Exercise. What lines of the data hold the string "this"? Pull each one out.

Provided data.

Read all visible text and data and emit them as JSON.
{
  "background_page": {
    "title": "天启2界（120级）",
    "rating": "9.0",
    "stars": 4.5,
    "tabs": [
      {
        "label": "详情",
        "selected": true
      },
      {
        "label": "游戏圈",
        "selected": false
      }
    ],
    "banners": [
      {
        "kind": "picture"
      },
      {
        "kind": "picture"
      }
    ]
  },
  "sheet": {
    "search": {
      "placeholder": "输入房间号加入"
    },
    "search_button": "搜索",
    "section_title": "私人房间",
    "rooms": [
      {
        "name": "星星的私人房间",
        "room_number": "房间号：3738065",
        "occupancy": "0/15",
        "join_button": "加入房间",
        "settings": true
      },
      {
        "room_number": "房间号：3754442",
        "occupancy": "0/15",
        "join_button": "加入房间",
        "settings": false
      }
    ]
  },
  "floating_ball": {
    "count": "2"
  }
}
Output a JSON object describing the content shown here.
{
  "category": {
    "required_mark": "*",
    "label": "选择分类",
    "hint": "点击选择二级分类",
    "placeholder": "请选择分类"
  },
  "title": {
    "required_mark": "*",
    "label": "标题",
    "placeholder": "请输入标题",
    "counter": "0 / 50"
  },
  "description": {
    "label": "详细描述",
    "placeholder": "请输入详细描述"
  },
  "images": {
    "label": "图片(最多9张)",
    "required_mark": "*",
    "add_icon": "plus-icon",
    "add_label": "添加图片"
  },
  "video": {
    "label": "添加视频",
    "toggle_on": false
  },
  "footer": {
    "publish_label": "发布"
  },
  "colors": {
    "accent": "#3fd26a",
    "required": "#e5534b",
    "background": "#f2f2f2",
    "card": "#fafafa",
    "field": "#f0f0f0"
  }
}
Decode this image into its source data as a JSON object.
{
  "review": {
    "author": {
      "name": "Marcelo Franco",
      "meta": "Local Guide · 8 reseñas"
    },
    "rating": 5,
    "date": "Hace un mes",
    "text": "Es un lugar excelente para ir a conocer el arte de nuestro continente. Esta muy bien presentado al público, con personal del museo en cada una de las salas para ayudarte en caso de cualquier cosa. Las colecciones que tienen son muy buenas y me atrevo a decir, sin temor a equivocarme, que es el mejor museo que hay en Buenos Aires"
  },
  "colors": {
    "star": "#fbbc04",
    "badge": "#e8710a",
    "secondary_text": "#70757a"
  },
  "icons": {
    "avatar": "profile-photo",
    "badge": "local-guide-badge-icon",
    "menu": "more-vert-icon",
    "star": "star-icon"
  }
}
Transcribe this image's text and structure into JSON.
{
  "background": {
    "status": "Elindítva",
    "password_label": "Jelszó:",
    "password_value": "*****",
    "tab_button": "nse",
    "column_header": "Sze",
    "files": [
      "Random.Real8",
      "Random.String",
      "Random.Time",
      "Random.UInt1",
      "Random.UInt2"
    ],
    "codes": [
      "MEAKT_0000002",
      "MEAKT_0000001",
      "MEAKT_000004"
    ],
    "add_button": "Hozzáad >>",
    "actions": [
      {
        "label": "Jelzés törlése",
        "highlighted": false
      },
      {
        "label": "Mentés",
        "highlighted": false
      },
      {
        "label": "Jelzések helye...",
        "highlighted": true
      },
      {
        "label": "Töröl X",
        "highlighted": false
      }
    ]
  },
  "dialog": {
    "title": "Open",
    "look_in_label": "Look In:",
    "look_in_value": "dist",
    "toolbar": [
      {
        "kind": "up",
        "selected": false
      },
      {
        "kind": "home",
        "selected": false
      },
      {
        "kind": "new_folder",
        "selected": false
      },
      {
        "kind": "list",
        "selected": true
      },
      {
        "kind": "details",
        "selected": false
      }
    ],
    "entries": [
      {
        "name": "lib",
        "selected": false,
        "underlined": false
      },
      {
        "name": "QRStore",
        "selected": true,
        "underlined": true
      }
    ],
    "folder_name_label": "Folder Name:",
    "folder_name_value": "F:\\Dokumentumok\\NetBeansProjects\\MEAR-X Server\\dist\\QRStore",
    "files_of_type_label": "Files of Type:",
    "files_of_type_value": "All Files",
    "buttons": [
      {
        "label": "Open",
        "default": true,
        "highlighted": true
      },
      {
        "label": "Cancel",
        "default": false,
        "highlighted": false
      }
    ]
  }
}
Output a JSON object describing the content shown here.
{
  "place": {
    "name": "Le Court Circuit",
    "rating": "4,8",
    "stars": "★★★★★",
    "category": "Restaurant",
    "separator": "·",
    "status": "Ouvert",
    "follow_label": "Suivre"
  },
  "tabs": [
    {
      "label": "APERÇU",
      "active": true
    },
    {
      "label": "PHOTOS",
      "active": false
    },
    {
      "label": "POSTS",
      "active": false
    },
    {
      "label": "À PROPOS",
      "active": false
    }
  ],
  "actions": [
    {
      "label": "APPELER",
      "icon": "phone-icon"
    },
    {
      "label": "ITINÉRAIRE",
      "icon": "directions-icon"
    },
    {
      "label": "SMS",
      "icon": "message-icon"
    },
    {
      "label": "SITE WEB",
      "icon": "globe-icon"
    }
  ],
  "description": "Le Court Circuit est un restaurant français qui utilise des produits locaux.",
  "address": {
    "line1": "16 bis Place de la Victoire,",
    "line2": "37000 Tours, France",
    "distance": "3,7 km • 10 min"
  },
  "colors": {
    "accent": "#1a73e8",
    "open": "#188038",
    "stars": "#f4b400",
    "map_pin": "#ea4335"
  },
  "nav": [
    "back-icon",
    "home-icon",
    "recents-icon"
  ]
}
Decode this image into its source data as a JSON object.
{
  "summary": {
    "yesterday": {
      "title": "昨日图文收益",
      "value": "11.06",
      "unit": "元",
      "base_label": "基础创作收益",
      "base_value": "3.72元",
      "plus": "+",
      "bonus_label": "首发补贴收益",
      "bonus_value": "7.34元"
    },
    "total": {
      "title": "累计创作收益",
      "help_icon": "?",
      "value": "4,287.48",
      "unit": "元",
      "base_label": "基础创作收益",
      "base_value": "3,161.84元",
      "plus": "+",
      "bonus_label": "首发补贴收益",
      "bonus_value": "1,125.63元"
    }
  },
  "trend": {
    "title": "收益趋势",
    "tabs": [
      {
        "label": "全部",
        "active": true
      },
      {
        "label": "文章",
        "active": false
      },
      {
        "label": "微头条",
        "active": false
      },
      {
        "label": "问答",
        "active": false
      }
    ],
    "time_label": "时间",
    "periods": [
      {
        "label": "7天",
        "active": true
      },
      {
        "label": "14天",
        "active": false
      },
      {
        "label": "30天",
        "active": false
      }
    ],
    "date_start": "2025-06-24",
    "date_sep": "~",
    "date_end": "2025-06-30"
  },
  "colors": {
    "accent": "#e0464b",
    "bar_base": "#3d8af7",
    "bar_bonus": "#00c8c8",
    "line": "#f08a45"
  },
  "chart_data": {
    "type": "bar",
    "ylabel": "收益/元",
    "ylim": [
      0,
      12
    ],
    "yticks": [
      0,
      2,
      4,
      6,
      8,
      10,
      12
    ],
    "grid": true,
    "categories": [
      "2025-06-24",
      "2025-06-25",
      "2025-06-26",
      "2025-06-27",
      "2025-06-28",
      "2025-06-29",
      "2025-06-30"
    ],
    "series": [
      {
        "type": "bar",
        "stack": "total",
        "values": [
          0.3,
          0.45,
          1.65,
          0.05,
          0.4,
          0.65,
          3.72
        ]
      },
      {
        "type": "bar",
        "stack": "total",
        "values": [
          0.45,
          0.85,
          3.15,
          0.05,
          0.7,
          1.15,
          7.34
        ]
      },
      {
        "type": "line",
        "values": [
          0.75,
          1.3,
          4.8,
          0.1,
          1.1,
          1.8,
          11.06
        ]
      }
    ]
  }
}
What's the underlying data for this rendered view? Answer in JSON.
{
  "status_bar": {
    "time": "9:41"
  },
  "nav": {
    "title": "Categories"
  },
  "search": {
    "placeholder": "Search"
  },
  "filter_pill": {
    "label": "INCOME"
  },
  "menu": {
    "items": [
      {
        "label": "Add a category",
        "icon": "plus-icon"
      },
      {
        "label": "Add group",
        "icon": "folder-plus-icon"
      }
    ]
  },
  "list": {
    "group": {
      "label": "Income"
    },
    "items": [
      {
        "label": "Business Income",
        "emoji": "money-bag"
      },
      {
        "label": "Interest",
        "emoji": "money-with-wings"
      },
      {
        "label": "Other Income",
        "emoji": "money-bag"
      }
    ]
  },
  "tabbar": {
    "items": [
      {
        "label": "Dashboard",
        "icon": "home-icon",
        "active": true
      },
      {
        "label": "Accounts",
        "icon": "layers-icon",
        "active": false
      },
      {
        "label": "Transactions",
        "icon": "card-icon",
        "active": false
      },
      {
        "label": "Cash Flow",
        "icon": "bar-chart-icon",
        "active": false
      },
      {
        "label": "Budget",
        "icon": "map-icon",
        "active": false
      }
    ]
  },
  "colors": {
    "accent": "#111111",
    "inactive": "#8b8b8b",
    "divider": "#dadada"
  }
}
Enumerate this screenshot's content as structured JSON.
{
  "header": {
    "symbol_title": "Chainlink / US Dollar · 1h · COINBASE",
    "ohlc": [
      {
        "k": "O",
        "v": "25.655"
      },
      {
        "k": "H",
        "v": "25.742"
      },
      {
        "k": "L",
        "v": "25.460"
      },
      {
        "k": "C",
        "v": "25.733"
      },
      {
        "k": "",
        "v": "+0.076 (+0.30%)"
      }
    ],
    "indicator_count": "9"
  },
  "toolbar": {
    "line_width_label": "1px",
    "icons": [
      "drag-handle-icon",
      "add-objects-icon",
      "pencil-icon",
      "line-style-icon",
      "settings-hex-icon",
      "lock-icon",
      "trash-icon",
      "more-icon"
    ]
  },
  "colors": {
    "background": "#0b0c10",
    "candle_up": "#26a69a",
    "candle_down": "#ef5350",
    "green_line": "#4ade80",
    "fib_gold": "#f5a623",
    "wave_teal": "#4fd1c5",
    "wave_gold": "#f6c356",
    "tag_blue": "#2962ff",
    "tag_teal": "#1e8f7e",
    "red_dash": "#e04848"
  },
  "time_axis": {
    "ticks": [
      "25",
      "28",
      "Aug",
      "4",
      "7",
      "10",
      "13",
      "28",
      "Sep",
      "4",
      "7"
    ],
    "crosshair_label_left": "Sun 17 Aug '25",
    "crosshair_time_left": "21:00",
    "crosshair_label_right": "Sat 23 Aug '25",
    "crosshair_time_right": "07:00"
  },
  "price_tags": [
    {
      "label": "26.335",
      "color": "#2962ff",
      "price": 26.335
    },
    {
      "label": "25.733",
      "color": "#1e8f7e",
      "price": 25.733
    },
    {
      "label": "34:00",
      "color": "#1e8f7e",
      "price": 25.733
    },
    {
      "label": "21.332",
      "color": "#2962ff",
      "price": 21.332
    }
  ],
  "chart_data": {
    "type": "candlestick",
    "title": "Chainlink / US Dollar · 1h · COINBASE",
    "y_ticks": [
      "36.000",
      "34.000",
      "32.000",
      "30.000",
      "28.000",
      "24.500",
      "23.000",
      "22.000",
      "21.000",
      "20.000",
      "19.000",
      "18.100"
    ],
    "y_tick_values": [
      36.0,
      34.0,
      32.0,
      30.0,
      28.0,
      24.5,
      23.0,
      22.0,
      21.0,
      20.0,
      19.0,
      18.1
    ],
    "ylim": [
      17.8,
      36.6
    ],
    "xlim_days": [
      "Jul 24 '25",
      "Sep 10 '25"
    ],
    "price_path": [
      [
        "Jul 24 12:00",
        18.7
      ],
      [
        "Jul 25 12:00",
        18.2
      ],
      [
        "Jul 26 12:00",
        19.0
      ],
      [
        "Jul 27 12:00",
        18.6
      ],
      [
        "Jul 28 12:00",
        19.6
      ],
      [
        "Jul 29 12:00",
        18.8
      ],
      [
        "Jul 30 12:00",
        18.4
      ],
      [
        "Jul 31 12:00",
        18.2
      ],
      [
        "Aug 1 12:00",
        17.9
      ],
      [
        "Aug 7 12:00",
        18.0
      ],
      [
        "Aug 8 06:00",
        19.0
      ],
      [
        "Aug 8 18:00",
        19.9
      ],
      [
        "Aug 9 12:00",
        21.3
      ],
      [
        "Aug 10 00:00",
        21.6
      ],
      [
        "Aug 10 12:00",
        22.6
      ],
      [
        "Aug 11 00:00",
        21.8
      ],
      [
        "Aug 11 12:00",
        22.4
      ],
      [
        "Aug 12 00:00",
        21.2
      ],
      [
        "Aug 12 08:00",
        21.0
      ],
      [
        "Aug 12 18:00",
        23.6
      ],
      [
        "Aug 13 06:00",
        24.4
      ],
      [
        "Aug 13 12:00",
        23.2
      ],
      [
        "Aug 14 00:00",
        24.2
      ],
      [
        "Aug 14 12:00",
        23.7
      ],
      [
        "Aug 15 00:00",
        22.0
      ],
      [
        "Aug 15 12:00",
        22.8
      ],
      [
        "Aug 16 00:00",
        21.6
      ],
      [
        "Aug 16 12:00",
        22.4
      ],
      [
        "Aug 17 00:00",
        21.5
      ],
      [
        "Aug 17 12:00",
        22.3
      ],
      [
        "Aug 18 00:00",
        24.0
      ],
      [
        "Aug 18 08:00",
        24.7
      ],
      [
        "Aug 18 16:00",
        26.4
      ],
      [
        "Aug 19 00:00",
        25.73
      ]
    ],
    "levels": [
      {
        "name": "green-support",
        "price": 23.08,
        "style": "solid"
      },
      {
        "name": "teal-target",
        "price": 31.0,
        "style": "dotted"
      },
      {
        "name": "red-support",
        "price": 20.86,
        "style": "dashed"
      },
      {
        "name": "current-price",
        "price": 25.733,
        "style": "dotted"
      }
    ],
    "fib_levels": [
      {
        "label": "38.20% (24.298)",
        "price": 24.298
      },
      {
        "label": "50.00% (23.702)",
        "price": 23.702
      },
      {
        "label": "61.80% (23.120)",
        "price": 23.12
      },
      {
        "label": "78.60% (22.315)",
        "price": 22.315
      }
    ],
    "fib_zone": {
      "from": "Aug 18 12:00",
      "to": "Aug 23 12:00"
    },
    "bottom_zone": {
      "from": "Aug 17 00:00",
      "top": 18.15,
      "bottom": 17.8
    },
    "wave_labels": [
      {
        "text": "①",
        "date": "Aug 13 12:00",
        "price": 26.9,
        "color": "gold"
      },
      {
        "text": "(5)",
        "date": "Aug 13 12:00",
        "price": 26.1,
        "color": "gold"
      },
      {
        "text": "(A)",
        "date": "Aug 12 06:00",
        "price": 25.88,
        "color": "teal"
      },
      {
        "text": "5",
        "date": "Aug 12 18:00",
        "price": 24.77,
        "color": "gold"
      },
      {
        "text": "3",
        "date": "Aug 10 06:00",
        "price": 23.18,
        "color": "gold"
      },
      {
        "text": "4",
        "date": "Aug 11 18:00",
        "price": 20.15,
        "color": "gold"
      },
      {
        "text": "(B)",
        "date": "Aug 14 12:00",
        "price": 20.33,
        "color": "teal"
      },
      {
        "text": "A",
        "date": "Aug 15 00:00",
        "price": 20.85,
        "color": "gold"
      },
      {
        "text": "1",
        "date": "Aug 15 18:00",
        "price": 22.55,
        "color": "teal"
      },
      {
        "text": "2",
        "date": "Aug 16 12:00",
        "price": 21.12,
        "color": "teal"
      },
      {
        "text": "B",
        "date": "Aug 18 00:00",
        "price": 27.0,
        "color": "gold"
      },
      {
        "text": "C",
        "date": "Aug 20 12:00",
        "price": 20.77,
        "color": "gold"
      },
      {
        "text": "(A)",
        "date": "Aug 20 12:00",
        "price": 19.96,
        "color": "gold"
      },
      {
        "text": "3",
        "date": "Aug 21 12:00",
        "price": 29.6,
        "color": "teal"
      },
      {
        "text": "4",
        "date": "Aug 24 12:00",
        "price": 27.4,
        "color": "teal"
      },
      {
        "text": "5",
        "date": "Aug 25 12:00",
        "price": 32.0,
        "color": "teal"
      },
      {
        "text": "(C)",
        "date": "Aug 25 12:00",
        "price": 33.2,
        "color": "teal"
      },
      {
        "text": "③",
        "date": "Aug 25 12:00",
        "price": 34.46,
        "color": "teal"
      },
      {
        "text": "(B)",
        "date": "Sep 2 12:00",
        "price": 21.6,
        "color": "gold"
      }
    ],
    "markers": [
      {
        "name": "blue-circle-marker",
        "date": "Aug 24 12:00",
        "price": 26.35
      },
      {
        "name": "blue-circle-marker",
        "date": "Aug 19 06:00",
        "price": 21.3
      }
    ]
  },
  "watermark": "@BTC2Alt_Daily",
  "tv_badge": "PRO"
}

Result.
Decode this image into its source data as a JSON object.
Transcribe this image's text and structure into JSON.
Decode this image into its source data as a JSON object.
What's the underlying data for this rendered view? Answer in JSON.
Enumerate this screenshot's content as structured JSON.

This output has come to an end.